Wenceslao: Marijuana

THE first time I saw a marijuana plant was when I visited the room located on the second floor of the boarding house that my batch mate rented along Urgello St. It was planted in a pot placed outside the window and on the roof of the structure’s first floor extension. This was when shabu wasn’t the illegal drugs of choice yet among addicts. Even marijuana use wasn’t widespread then.

The second time was years later in a more problematic setting. We were doing organizing work in the Cebu City mountains when some farmers, egged on apparently by members of a syndicate, discovered the advantage of planting marijuana. That was the early stage of the surfacing of a menace that exists there until now.

Cebu City has long been considered Cebu island’s urban center but a big chunk of its land area is economically backward. Urbanization is largely in the plains. Where the terrain begins its rise, a different world also starts to presents itself. The people there till denuded mountains and coax them to grow agricultural products to sustain themselves and provide them with money for their other needs.

One agricultural product that the Cebu hinterlands has and the other mountain areas of the island don’t is mango. The city’s hilly lands are dotted with mango trees that farmers planted generations ago. But one has to invest in order to earn from those trees, spending money to buy insecticides, medicines to induce the tree to bear fruit and paper to wrap the fruit. That immediately excludes the poor peasant from the equation.

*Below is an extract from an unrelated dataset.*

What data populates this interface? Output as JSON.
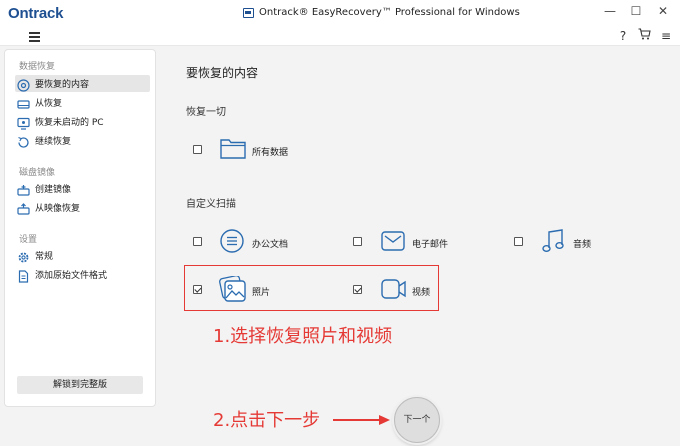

The traditional crop for farmers was corn, usually planted for the family’s consumption. Other crops grown to be sold during the weekly tabo (market day) include corn (mainly for family sustenance), tomatoes, eggplants, baguio beans, etc. and the usual root crops. Bringing mangoes and other agricultural produce to the buyer or the tabo is taxing process considering the distance and the terrain.

We heard that the marijuana seeds were first given to the farmers for free. These were usually planted in difficult-to-reach terrain or hidden amidst some crops. These were later brought to buyers after harvesting by couriers (either in backpacks or hidden in agricultural produce like squash or any other means).

One knew that a farmer was planting marijuana because of the change in his economic standing (like the house made of cogon and bamboo becoming one made of concrete and corrugated iron sheets). Some of them were brazen. Where ears of corn were once stored for future consumption, piles of marijuana leaves were seen. A farmer later explained to me the principle.

“Look,” he said. “Farmers used to carry a heavy load of agricultural produce to the tabo and goes home bringing a very light load of consumer items. Now, he brings a very light load of marijuana to the buyer, and goes home with a heavy load of consumer items plus extra cash.” No wonder they fought hard, often violently, attempts to force them to stop planting marijuana.

By the way, I am writing this because of the report that the committee on health of the House of Representatives has endorsed the bill legalizing and regulating the medical use of marijuana.